Fashion, the daily norm that never fails to strike some sort of controversy, something that can be so astonishing and intricate while at the same time so straightforward. Clothing is not just showing people who you are, it’s a reflection of yourself and how you view yourself. It has been a world full of creativity and intense passion, but social media is changing this tremendously.
Before social media took over, the only way to view the latest trend and learn what was considered “in” was to open up the new edition of Vogue and make a visual examination of what brands were popping. What if you couldn’t afford that attire? Make your own or use your creativity to elevate your look. Cities would have different trends due to the fact that they weren’t seeing what everyone else was wearing. For instance, a New Yorker couldn’t find out what the trend was in LA because nothing was connecting them to each other. Now, if you have the luxury of possessing social media accounts, you can see what people all around the globe are wearing.
I really started to notice this after an app by the name of TikTok started to blow up. TikTok is a lively app full of dancing, comedy, and fashion. It’s a place where people can explore their identity and figure out what they’re genuinely into. However, like other social media platforms, TikTok encourages its users to think and like similar things. Before social media, people wanted to fit in, and if you looked like everyone else you were considered cool and acceptable. Now, everyone wants to be different, and being “basic” is frowned upon. Yet what goes unnoticed is what was seen as “alternative” before is turning into a different form of normal. It’s almost like we don’t dress for ourselves anymore, we dress for other people. That creativity that was once evident in fashion is being wiped out by getting to see what everyone else is wearing.
What would happen to fashion if we got rid of social media? How crazy would that be? People might start to dress according to what their city views as cool, then go traveling and be stunned at what people in another city are wearing. There would be a sense of discomfort and feeling out of place. That’s the issue; everyone has gotten too comfortable in fashion. Why do we think that one thing looks good but another doesn’t? Who told us that wearing a double animal print was ugly? There is so much peer pressure and doubt in self-presentation. TikTok started as a place for people to express their individuality and creativity, but it’s transmuted teen fashion to the point where people diss the “Hypebeast” look and even skinny jeans. The old creativity that streetwear fashion once had has turned into a single lookbook of the same outfits.
We look at the “influencers” all over social media and think, “I need that,” or, “Why can’t I look like that?” This is not only harmful to individuals; it’s also harming our collective creativity and passion.
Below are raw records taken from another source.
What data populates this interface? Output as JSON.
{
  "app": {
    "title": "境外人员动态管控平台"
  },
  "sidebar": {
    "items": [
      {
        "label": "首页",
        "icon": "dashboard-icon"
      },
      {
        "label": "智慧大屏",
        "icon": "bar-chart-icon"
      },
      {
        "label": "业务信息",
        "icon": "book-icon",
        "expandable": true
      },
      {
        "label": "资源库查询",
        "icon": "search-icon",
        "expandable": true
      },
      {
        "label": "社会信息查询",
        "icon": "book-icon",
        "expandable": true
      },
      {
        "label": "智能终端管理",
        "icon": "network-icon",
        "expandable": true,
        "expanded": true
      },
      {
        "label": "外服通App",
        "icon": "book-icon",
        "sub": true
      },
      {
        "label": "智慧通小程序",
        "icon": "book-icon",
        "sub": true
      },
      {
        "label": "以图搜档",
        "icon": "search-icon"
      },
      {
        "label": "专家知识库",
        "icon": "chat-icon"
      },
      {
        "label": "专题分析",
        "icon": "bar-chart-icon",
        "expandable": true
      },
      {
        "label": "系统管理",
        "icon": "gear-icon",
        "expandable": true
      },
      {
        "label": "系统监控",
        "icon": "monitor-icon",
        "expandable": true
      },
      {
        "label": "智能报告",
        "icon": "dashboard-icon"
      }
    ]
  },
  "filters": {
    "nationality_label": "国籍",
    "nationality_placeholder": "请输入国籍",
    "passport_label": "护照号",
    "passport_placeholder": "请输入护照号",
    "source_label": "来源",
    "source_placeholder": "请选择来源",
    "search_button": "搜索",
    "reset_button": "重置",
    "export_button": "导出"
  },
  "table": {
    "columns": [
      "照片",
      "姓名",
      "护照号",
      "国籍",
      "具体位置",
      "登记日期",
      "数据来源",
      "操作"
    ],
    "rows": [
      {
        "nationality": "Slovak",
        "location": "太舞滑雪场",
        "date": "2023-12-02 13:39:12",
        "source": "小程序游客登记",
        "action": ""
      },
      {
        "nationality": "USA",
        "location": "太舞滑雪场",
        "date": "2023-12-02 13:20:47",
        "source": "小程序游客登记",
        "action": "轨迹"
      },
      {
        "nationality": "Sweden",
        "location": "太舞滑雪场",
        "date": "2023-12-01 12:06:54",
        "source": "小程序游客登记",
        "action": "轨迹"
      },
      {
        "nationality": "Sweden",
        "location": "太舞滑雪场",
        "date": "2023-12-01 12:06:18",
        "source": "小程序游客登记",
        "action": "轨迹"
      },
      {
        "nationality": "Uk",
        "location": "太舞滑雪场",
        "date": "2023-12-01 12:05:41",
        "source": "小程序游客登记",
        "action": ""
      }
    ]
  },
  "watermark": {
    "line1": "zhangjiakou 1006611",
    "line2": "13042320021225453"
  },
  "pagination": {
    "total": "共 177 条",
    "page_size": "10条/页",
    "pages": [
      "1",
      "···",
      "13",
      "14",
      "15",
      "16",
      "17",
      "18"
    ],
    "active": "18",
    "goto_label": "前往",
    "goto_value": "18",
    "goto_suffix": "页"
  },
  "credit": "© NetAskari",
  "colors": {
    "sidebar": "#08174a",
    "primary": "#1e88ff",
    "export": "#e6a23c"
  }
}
Who is going to be the person to break out of this vicious cycle and take the risk to do something completely out of the ordinary? We need more of those people.
Social media has integrated people’s uniqueness and somehow transformed it into one style. Before, there were different styles everywhere, and a New Yorker would have no idea what teen in Kentucky was wearing. Now we can figure that out by a quick search, which is fascinating, but also terrifying. Next time you’re shopping for clothes, think to yourself, “Am I buying this because I love it, or because someone else loves it?”